The best part to "The National Average: Welcome to the Program" was how we got to see two sides to the separate interlocking stories. We love duel perspectives, point of views, and/or timelines, and was pleasantly surprised by some of these included in Bryant's impressive first work. If we had to choose which part of the story we liked best, we'd both have to choose Noel Everett's path. To see how everything started was thought provoking. The struggle between what's right and wrong was evident and real within the pages. Plus, we enjoyed how Noel and his wife interacted. It was almost unbelievable how they could be separated from each other for so long and yet keep up a relationship. His wife was so dedicated to him through thick and thin for so many years. We really admired that. While it was inevitable how it was going to turn out between them, by the way that Bryant wrote Noel's path and history so fluently, it did not make it any easier on our hearts. It was distressing and tragic nonetheless.
We were also delighted to see how the story continued on for quite some time after the two finished their test. The lies and mystery were portrayed in a fluent fashion. We had question after question from secrecy upon secrecy, that built up to mind exploding suspense, and when we reached the conclusion, we still wanted more! One of our top characters, if not our favorite one, though, has yet to be mentioned, Vargas. We don't want to give out too many details on him because he comes later in the story, and spoilers are obviously the worst, but his character was just so amusing and enjoyable to read about. He had this quality about him of always showing up when people needed him the most, a most unique and distinctive trait to him which ultimately helped him out towards the end. Those moments when he offered some comic relief were great, and everything about him was just...well...cool!
All of these characters in the Program had such dark or almost GASP moments to them once we find out why they were forced to participate in it. These were also some of the best moments in the book. John Bryant created a stirring and refreshing read that made us ponder morals long after we flipped past the last page. It's a great debut from him, and we can't wait to see what he comes up with next!
Plot: the strongest thing in this book. Grand ideas played out over decades, hitting locations as close as the USA and as far as the "Lost-ish" island in the middle of the ocean. But more important than location is the ideas presented. Big stuff here.

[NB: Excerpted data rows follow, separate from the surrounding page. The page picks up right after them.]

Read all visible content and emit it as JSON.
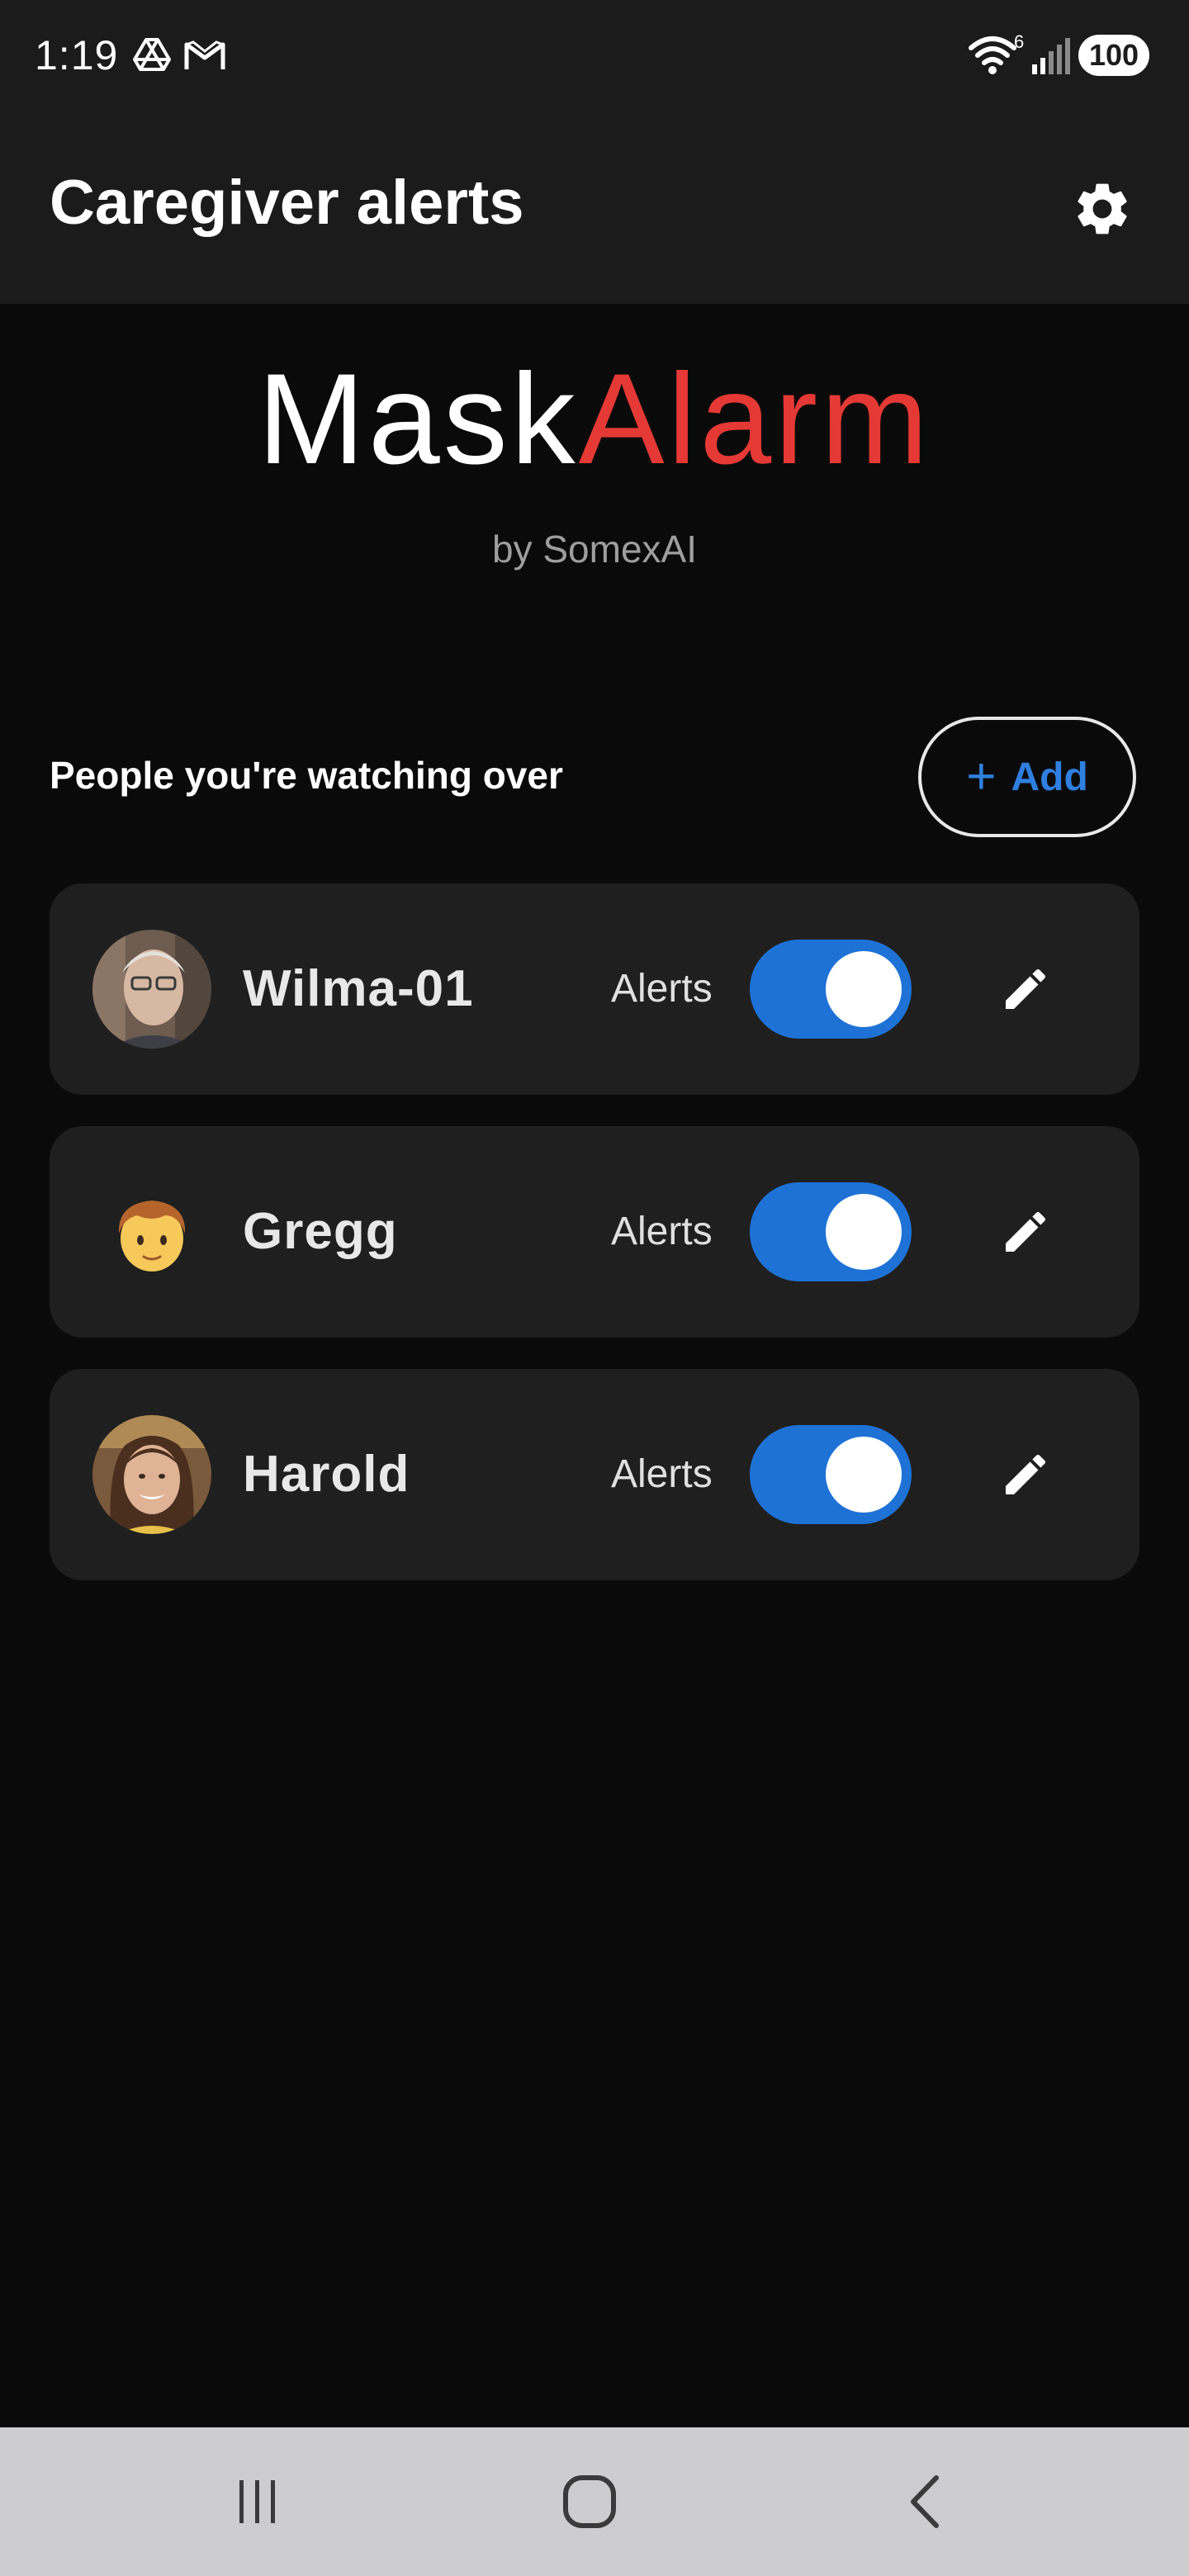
{
  "status_bar": {
    "time": "1:19",
    "notification_icons": [
      "drive-icon",
      "gmail-icon"
    ],
    "wifi_badge": "6",
    "battery": "100"
  },
  "app_bar": {
    "title": "Caregiver alerts",
    "settings_icon": "gear-icon"
  },
  "logo": {
    "word1": "Mask",
    "word2": "Alarm",
    "byline": "by SomexAI",
    "accent_color": "#e53935"
  },
  "section": {
    "title": "People you're watching over",
    "add_label": "Add",
    "add_color": "#2f7fe0"
  },
  "people": [
    {
      "name": "Wilma-01",
      "avatar": "photo-avatar",
      "alerts_label": "Alerts",
      "alerts_on": true
    },
    {
      "name": "Gregg",
      "avatar": "child-emoji-avatar",
      "alerts_label": "Alerts",
      "alerts_on": true
    },
    {
      "name": "Harold",
      "avatar": "photo-avatar",
      "alerts_label": "Alerts",
      "alerts_on": true
    }
  ],
  "toggle_color": "#1e72d6",
  "nav_bar": {
    "icons": [
      "recent-apps-icon",
      "home-icon",
      "back-icon"
    ]
  }
}
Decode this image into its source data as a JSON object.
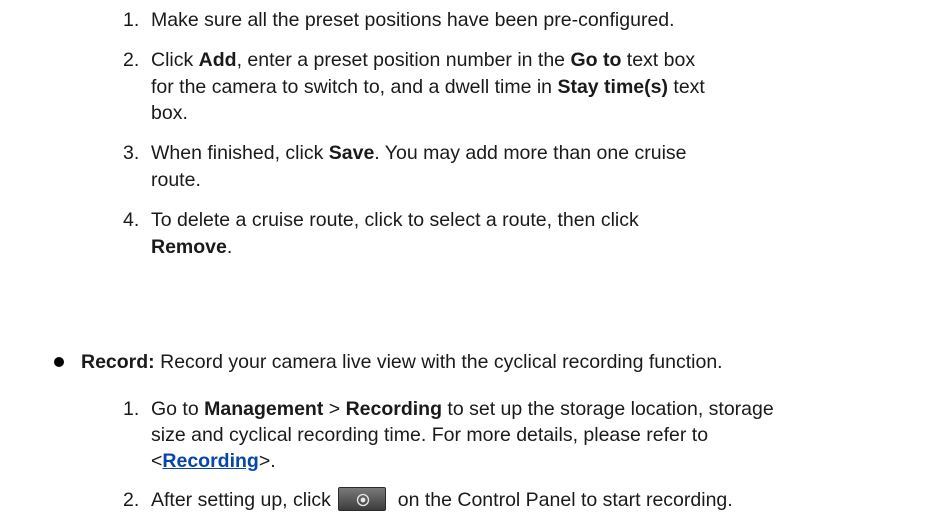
{
  "list1": {
    "items": [
      {
        "num": "1.",
        "lines": [
          {
            "parts": [
              "Make sure all the preset positions have been pre-configured."
            ]
          }
        ]
      },
      {
        "num": "2.",
        "lines": [
          {
            "parts": [
              "Click ",
              "Add",
              ", enter a preset position number in the ",
              "Go to",
              " text box"
            ]
          },
          {
            "parts": [
              "for the camera to switch to, and a dwell time in ",
              "Stay time(s)",
              " text"
            ]
          },
          {
            "parts": [
              "box."
            ]
          }
        ]
      },
      {
        "num": "3.",
        "lines": [
          {
            "parts": [
              "When finished, click ",
              "Save",
              ". You may add more than one cruise"
            ]
          },
          {
            "parts": [
              "route."
            ]
          }
        ]
      },
      {
        "num": "4.",
        "lines": [
          {
            "parts": [
              "To delete a cruise route, click to select a route, then click"
            ]
          },
          {
            "parts": [
              "Remove",
              "."
            ]
          }
        ]
      }
    ]
  },
  "record": {
    "label": "Record:",
    "text": " Record your camera live view with the cyclical recording function."
  },
  "list2": {
    "item1": {
      "num": "1.",
      "line1": [
        "Go to ",
        "Management",
        " > ",
        "Recording",
        " to set up the storage location, storage"
      ],
      "line2": [
        "size and cyclical recording time. For more details, please refer to"
      ],
      "line3": [
        "<",
        "Recording",
        ">."
      ]
    },
    "item2": {
      "num": "2.",
      "before": "After setting up, click ",
      "button_icon": "record-icon",
      "after": " on the Control Panel to start recording."
    }
  }
}
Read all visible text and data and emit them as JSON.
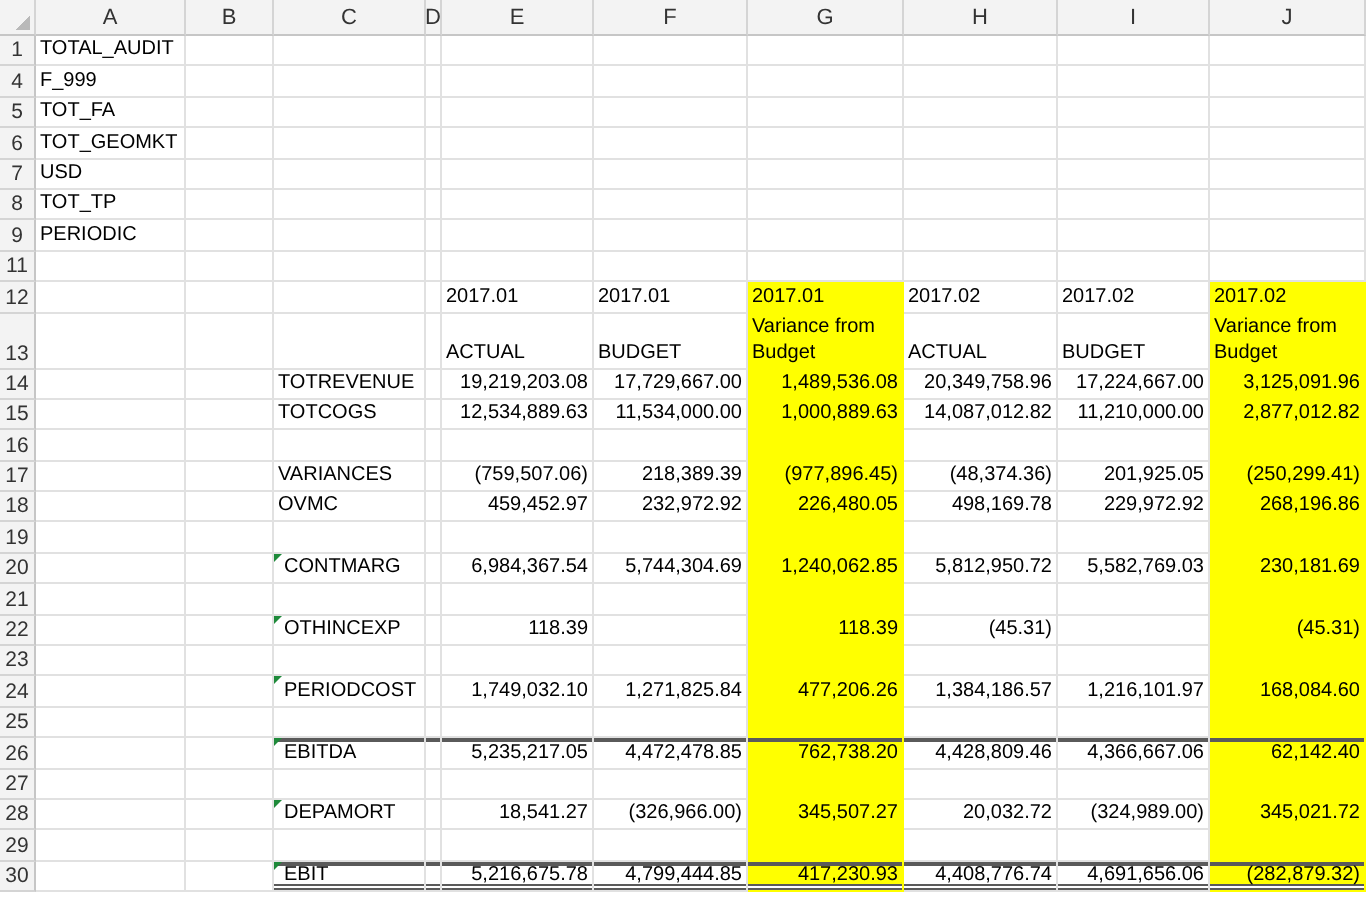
{
  "columns": [
    {
      "letter": "A",
      "highlighted": false
    },
    {
      "letter": "B",
      "highlighted": false
    },
    {
      "letter": "C",
      "highlighted": false
    },
    {
      "letter": "D",
      "highlighted": false
    },
    {
      "letter": "E",
      "highlighted": false
    },
    {
      "letter": "F",
      "highlighted": false
    },
    {
      "letter": "G",
      "highlighted": true
    },
    {
      "letter": "H",
      "highlighted": false
    },
    {
      "letter": "I",
      "highlighted": false
    },
    {
      "letter": "J",
      "highlighted": true
    }
  ],
  "rows": [
    {
      "number": "1",
      "kind": "text",
      "highlighted": false,
      "flagged": false,
      "cells": {
        "a": "TOTAL_AUDIT"
      }
    },
    {
      "number": "4",
      "kind": "text",
      "highlighted": false,
      "flagged": false,
      "cells": {
        "a": "F_999"
      }
    },
    {
      "number": "5",
      "kind": "text",
      "highlighted": false,
      "flagged": false,
      "cells": {
        "a": "TOT_FA"
      }
    },
    {
      "number": "6",
      "kind": "text",
      "highlighted": false,
      "flagged": false,
      "cells": {
        "a": "TOT_GEOMKT"
      }
    },
    {
      "number": "7",
      "kind": "text",
      "highlighted": false,
      "flagged": false,
      "cells": {
        "a": "USD"
      }
    },
    {
      "number": "8",
      "kind": "text",
      "highlighted": false,
      "flagged": false,
      "cells": {
        "a": "TOT_TP"
      }
    },
    {
      "number": "9",
      "kind": "text",
      "highlighted": false,
      "flagged": false,
      "cells": {
        "a": "PERIODIC"
      }
    },
    {
      "number": "11",
      "kind": "text",
      "highlighted": false,
      "flagged": false
    },
    {
      "number": "12",
      "kind": "text",
      "highlighted": true,
      "flagged": false,
      "cells": {
        "e": "2017.01",
        "f": "2017.01",
        "g": "2017.01",
        "h": "2017.02",
        "i": "2017.02",
        "j": "2017.02"
      }
    },
    {
      "number": "13",
      "kind": "text",
      "highlighted": true,
      "flagged": false,
      "cells": {
        "e": "ACTUAL",
        "f": "BUDGET",
        "g": "Variance from Budget",
        "h": "ACTUAL",
        "i": "BUDGET",
        "j": "Variance from Budget"
      }
    },
    {
      "number": "14",
      "kind": "values",
      "highlighted": true,
      "flagged": false,
      "cells": {
        "c": "TOTREVENUE",
        "e": "19,219,203.08",
        "f": "17,729,667.00",
        "g": "1,489,536.08",
        "h": "20,349,758.96",
        "i": "17,224,667.00",
        "j": "3,125,091.96"
      }
    },
    {
      "number": "15",
      "kind": "values",
      "highlighted": true,
      "flagged": false,
      "cells": {
        "c": "TOTCOGS",
        "e": "12,534,889.63",
        "f": "11,534,000.00",
        "g": "1,000,889.63",
        "h": "14,087,012.82",
        "i": "11,210,000.00",
        "j": "2,877,012.82"
      }
    },
    {
      "number": "16",
      "kind": "values",
      "highlighted": true,
      "flagged": false
    },
    {
      "number": "17",
      "kind": "values",
      "highlighted": true,
      "flagged": false,
      "cells": {
        "c": "VARIANCES",
        "e": "(759,507.06)",
        "f": "218,389.39",
        "g": "(977,896.45)",
        "h": "(48,374.36)",
        "i": "201,925.05",
        "j": "(250,299.41)"
      }
    },
    {
      "number": "18",
      "kind": "values",
      "highlighted": true,
      "flagged": false,
      "cells": {
        "c": "OVMC",
        "e": "459,452.97",
        "f": "232,972.92",
        "g": "226,480.05",
        "h": "498,169.78",
        "i": "229,972.92",
        "j": "268,196.86"
      }
    },
    {
      "number": "19",
      "kind": "values",
      "highlighted": true,
      "flagged": false
    },
    {
      "number": "20",
      "kind": "values",
      "highlighted": true,
      "flagged": true,
      "cells": {
        "c": "CONTMARG",
        "e": "6,984,367.54",
        "f": "5,744,304.69",
        "g": "1,240,062.85",
        "h": "5,812,950.72",
        "i": "5,582,769.03",
        "j": "230,181.69"
      }
    },
    {
      "number": "21",
      "kind": "values",
      "highlighted": true,
      "flagged": false
    },
    {
      "number": "22",
      "kind": "values",
      "highlighted": true,
      "flagged": true,
      "cells": {
        "c": "OTHINCEXP",
        "e": "118.39",
        "g": "118.39",
        "h": "(45.31)",
        "j": "(45.31)"
      }
    },
    {
      "number": "23",
      "kind": "values",
      "highlighted": true,
      "flagged": false
    },
    {
      "number": "24",
      "kind": "values",
      "highlighted": true,
      "flagged": true,
      "cells": {
        "c": "PERIODCOST",
        "e": "1,749,032.10",
        "f": "1,271,825.84",
        "g": "477,206.26",
        "h": "1,384,186.57",
        "i": "1,216,101.97",
        "j": "168,084.60"
      }
    },
    {
      "number": "25",
      "kind": "values",
      "highlighted": true,
      "flagged": false
    },
    {
      "number": "26",
      "kind": "subtotal",
      "highlighted": true,
      "flagged": true,
      "cells": {
        "c": "EBITDA",
        "e": "5,235,217.05",
        "f": "4,472,478.85",
        "g": "762,738.20",
        "h": "4,428,809.46",
        "i": "4,366,667.06",
        "j": "62,142.40"
      }
    },
    {
      "number": "27",
      "kind": "values",
      "highlighted": true,
      "flagged": false
    },
    {
      "number": "28",
      "kind": "values",
      "highlighted": true,
      "flagged": true,
      "cells": {
        "c": "DEPAMORT",
        "e": "18,541.27",
        "f": "(326,966.00)",
        "g": "345,507.27",
        "h": "20,032.72",
        "i": "(324,989.00)",
        "j": "345,021.72"
      }
    },
    {
      "number": "29",
      "kind": "values",
      "highlighted": true,
      "flagged": false
    },
    {
      "number": "30",
      "kind": "total",
      "highlighted": true,
      "flagged": true,
      "cells": {
        "c": "EBIT",
        "e": "5,216,675.78",
        "f": "4,799,444.85",
        "g": "417,230.93",
        "h": "4,408,776.74",
        "i": "4,691,656.06",
        "j": "(282,879.32)"
      }
    }
  ]
}
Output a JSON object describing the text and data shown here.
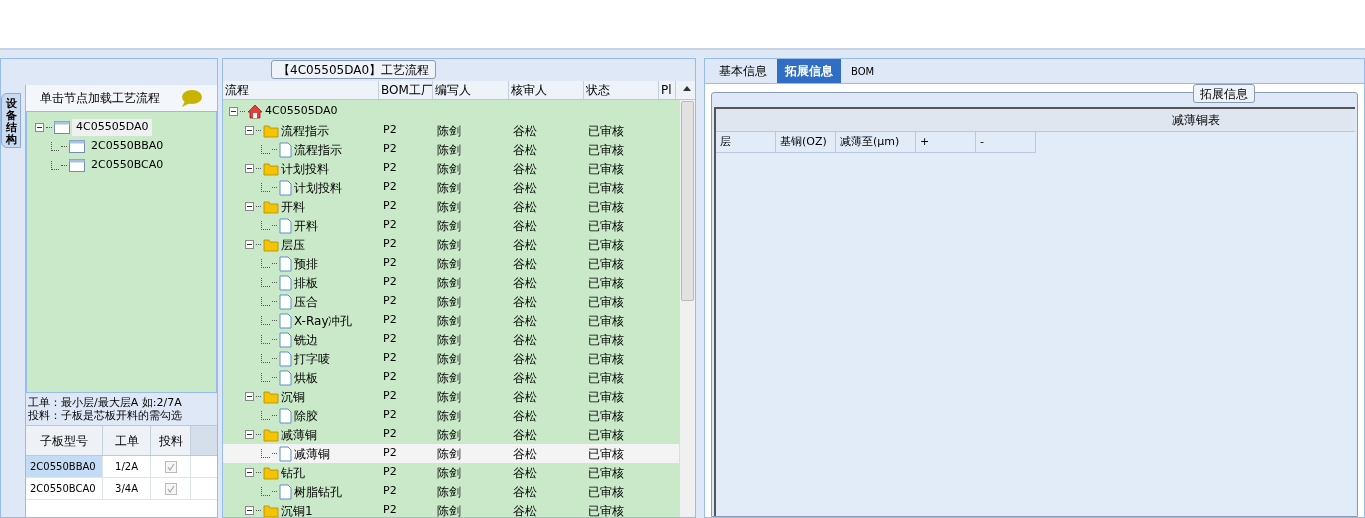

There were some characters I wish hadn't died off, but like Mick says: Can't always get what you want.
Read this book. A page-turner. Congrats to this fledgling author.